▶ **EXERCISE DIRECTIONS**: Take the data below and filter it for lines containing the word "steps"; show each line found.

▶ **MATERIAL SHOWN**:
────────

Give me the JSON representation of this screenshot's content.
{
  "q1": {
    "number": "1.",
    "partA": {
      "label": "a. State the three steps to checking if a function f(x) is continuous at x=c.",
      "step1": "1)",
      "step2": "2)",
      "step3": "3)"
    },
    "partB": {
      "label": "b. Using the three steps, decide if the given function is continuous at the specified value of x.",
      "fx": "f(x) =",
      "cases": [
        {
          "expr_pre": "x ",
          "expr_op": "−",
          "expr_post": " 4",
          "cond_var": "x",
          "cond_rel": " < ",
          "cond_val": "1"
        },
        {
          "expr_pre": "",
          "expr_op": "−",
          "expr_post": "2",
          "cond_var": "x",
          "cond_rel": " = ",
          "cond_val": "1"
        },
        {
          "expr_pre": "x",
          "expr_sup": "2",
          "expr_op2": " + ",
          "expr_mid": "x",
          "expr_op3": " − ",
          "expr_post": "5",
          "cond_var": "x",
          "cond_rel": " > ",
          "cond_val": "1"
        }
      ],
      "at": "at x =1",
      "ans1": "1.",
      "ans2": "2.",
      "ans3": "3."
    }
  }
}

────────

▶ **WRITTEN RESPONSE**:
      "label": "a. State the three steps to checking if a function f(x) is continuous at x=c.",
      "label": "b. Using the three steps, decide if the given function is continuous at the specified value of x.",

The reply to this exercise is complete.